Should we do anything 'untoward' -- there are costs -- social costs we must bear. E.g say we steal from a friend or cheat at our job or slander a fellow member. We are summarily sanctioned and held accountable for our actions by our peers. There is no escape: to attain 'forgiveness' is to first admit the transgression, offer some recompense and then and ONLY then might we be forgiven and have our 'status' re-established in the group.

In such a social arrangement, no one is 'above' another in terms of what behaviour is morally 'good' or 'evil'. In day-to-day relationships, no one requires a PhD in philosophy to figure out whether someone has behaved badly or not.

And throughout this: No one in the group is (not limited to the errant person) -- or can claim to be -- morally pure -- at least all of the time. Everyone accepts that they are somehow 'flawed' and subject to the basic human desires -- which is why we need to not just look after each other, but from time to time police each other, within a framework of tolerance.

Now consider a high-raking government official -- a minister. The mechanism and claims made here are totally the opposite:

1. Ministers are fully accountable
2. Ministers are fully responsible
3. Ministers are morally superior with characters beyond reproach
4. Minister don't require 'forgiveness' because they have no social capital to lose (from the people)
5. Ministers are granted -- within their vast sphere of influence -- absolute power.

Thus to expect these folks to act morally is expecting too much. If they do act morally, good for all. If they don't -- can you really blame them?


All our relationshiops are based on implicit and explicit contracts aka 'understandings'.

There are consequences if one breaches contracts -- even (and especially) the implicit ones. e.g. Friendship: impliit contract -- loyalty. If a party breaches that (implicit) contract there are consequences. "Consequences" are based on the idea of proportionality i.e. you betrayed my trust, therefore, my response is I don't speak to you/ refuse to associate further with you.

Question: Even if you argue correctly that there is an underlying contract govt officials must abide by...who then ENFORCES the contract and awards the consequences if the contract is breached?

The people? The courts? The supreme being of the universe?

No one, except their boss -- who also might be complicit and have a lot to lose himself.
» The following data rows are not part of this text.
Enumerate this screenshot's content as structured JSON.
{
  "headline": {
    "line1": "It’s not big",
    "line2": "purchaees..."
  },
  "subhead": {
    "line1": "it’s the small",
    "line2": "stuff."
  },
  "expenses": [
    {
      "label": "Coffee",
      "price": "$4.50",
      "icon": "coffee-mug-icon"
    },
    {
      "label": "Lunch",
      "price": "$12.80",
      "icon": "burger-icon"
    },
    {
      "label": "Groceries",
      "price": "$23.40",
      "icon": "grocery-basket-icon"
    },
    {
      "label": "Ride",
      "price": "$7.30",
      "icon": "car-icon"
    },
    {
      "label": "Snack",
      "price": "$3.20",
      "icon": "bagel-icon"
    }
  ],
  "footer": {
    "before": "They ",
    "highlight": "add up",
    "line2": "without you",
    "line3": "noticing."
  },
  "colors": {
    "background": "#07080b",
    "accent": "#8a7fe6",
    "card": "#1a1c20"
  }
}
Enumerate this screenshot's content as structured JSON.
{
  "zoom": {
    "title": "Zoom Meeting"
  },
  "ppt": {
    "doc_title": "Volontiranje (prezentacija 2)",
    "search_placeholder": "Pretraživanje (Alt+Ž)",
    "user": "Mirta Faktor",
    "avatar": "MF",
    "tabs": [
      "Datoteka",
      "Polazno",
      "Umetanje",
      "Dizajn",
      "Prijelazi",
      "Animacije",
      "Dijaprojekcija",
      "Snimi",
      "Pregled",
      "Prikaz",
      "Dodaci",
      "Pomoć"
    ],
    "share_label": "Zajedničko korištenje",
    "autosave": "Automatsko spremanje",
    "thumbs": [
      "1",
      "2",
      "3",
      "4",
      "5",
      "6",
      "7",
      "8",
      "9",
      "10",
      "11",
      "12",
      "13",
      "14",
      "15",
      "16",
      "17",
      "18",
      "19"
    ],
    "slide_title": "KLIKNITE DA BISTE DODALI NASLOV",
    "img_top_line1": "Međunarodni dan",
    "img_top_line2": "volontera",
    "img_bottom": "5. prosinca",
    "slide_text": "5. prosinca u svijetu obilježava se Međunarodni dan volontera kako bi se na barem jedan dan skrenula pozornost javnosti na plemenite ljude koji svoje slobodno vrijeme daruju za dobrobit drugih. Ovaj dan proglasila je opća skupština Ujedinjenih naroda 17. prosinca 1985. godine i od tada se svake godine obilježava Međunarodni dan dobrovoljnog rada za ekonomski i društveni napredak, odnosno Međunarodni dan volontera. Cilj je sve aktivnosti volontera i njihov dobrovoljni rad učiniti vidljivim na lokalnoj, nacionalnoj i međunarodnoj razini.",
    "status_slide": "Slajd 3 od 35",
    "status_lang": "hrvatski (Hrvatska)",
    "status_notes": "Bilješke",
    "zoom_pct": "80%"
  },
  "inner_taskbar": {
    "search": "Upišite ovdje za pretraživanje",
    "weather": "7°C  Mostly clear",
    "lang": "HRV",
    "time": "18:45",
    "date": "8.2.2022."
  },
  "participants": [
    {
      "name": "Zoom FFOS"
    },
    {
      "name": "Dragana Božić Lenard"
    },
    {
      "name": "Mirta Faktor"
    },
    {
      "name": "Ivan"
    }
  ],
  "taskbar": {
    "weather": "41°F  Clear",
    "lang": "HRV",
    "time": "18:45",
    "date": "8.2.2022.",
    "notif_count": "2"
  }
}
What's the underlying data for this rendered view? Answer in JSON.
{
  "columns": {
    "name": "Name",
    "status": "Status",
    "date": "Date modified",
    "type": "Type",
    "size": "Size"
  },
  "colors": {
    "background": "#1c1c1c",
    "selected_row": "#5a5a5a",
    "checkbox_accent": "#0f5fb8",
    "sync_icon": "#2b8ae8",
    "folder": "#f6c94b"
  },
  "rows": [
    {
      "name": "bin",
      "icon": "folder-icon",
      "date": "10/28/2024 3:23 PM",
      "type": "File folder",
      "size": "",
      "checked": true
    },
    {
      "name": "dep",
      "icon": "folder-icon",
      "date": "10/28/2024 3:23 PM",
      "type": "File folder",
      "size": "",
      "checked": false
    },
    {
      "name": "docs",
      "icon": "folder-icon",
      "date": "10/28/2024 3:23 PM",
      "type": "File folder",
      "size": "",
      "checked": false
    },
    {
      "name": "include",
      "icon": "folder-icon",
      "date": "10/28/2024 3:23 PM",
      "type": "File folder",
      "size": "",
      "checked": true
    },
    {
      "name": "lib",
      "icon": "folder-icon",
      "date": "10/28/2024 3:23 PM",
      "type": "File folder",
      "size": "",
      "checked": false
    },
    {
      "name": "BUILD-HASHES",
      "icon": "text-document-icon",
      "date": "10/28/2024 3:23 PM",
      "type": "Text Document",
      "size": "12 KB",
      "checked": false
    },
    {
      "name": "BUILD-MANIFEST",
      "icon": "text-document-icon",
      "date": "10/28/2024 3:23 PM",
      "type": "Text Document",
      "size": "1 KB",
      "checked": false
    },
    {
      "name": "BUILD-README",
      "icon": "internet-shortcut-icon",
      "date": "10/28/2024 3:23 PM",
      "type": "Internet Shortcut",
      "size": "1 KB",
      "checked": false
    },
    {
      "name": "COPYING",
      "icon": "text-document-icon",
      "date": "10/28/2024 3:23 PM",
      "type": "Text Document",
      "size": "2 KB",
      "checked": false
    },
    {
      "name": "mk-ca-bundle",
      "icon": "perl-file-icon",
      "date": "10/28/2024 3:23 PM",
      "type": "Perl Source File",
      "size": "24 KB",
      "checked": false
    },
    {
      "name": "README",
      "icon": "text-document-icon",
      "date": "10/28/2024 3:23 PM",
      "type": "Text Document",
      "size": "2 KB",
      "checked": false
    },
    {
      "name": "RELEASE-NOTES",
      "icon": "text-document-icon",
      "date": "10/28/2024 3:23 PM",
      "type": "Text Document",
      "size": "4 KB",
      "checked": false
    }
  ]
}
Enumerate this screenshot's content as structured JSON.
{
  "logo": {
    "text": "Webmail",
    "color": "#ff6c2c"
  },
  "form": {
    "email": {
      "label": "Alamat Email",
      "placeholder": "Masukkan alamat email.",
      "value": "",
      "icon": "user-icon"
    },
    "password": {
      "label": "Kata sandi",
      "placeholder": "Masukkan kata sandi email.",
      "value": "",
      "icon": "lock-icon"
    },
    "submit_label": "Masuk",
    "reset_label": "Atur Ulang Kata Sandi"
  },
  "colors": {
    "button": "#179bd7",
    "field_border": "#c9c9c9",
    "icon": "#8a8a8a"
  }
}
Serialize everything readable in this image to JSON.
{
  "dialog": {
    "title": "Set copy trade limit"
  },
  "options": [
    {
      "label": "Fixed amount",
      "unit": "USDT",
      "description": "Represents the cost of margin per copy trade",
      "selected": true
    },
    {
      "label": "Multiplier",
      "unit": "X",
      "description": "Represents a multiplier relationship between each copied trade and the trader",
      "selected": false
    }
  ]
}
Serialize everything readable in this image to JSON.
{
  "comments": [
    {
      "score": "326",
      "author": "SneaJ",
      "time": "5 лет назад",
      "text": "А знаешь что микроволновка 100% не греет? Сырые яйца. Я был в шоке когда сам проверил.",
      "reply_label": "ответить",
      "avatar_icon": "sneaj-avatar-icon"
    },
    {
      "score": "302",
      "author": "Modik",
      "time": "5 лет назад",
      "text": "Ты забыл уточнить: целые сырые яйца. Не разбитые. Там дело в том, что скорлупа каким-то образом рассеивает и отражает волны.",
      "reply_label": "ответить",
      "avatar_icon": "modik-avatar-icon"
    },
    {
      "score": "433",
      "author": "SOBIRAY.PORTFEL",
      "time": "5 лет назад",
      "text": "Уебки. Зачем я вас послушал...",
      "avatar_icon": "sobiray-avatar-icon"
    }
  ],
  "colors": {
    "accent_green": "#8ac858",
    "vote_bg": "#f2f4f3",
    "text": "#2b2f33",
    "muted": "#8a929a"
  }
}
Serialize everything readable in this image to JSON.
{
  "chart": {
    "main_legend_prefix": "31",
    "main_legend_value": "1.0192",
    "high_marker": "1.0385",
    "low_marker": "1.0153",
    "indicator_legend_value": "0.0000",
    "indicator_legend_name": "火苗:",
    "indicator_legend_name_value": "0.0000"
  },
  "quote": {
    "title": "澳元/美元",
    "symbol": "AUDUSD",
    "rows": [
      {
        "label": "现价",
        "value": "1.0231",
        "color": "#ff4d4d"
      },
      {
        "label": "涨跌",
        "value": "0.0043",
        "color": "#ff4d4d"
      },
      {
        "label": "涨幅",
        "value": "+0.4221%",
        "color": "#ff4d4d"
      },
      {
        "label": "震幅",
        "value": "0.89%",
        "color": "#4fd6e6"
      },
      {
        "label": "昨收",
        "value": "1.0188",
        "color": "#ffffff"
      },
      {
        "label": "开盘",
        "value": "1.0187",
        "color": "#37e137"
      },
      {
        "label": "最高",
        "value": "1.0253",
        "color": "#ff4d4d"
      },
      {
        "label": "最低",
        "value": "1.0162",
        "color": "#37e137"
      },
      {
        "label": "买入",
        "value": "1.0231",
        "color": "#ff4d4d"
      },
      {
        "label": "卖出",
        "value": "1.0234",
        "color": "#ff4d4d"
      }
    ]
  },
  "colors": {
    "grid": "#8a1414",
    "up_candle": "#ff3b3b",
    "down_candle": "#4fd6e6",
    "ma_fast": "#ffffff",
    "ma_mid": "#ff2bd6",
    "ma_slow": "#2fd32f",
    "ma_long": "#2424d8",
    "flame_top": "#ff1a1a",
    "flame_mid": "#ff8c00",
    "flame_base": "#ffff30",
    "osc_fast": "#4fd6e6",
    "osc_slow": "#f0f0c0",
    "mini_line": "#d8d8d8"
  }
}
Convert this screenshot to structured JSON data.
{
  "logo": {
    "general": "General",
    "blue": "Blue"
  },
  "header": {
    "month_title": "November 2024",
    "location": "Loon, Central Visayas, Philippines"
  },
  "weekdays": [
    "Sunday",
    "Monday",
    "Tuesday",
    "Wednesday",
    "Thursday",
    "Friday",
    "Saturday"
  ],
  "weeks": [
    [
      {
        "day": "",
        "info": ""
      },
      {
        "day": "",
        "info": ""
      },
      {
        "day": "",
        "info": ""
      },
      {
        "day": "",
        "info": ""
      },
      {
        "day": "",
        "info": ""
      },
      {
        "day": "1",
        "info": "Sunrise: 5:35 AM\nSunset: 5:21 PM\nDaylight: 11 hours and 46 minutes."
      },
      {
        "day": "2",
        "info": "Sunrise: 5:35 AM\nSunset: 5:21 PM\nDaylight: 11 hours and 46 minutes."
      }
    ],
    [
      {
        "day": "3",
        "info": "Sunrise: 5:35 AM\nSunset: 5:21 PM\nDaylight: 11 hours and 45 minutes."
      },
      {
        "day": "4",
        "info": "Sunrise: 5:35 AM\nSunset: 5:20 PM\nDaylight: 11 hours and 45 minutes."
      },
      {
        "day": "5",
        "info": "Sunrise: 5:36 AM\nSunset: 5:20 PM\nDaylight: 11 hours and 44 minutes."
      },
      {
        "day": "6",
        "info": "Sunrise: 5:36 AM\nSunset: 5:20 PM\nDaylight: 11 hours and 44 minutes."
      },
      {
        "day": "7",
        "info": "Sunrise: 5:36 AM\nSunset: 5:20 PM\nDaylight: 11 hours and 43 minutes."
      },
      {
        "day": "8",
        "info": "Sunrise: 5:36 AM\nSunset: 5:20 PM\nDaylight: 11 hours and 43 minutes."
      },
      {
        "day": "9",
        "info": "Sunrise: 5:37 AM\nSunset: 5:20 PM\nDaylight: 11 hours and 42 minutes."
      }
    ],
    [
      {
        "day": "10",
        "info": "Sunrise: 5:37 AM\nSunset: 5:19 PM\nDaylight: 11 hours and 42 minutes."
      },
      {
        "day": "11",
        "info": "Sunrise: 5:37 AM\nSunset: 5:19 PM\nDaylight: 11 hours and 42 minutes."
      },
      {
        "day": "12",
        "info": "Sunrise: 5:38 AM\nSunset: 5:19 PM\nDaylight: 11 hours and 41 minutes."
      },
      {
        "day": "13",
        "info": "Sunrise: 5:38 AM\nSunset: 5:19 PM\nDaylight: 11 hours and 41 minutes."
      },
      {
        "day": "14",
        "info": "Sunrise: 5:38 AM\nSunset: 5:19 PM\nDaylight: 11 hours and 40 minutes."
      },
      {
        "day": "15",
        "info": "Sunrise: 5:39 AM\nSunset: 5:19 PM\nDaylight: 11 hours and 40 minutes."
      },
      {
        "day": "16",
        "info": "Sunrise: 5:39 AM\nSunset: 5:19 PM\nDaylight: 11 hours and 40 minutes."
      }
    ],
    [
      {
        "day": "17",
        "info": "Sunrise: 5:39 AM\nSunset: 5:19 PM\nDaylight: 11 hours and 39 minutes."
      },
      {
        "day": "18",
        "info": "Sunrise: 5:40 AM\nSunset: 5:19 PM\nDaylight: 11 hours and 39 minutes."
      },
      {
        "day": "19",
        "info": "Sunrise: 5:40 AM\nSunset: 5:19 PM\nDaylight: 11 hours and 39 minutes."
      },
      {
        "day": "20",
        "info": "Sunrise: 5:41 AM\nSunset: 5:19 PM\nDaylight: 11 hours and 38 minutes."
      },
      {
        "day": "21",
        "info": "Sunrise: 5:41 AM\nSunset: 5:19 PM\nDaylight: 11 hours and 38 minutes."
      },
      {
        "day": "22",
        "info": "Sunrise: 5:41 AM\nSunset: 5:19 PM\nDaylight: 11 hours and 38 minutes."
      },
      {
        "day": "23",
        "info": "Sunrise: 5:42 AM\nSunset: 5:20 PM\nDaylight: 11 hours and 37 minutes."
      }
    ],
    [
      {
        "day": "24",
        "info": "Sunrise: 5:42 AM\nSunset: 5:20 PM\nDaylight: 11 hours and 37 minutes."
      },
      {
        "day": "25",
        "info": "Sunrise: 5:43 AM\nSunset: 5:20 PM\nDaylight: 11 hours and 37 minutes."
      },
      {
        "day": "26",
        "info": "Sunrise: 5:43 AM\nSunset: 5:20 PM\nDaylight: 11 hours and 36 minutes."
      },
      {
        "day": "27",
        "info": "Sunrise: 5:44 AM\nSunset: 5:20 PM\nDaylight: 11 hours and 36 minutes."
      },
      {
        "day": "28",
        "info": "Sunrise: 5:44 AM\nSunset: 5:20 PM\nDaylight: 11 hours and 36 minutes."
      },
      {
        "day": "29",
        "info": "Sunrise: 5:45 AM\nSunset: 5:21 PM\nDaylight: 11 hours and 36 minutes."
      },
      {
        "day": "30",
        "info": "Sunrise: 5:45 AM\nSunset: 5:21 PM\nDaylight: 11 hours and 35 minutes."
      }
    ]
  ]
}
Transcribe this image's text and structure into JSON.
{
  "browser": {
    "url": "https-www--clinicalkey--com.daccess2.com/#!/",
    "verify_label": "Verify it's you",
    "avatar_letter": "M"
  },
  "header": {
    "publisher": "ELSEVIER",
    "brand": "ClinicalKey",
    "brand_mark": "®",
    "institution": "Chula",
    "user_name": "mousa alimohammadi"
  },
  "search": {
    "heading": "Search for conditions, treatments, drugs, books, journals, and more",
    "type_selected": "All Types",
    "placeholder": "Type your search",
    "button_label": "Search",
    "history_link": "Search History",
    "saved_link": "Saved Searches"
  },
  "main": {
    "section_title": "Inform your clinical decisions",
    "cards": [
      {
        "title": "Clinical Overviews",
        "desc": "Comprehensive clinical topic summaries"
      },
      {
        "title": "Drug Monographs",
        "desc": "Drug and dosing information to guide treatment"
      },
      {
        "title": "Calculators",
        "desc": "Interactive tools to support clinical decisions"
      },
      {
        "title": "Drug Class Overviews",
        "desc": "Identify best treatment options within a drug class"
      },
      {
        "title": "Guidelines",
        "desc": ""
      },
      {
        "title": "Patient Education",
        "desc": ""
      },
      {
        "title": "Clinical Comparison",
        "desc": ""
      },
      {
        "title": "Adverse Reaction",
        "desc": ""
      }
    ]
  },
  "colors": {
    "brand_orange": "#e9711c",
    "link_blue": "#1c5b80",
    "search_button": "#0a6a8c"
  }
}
Thus the general case is that no one enforces the contracts nor the consequences -- they get away with it!

To hold them to a standard neither you nor I could possibly attain ourselves is being unreasonably judgmental and not cognizant of our own sort comings -- whic will definitely (count on it) come to the fore if we ourselves were given Absolute Power.

Thus it is the system more than it is the person which is the failure.

Anonymous said...

I think there is a general consensus in the air, excluding the govt camp, that demanding a few millions as salary and a lifetime pension after serving two terms in Parliament is bad behaviour.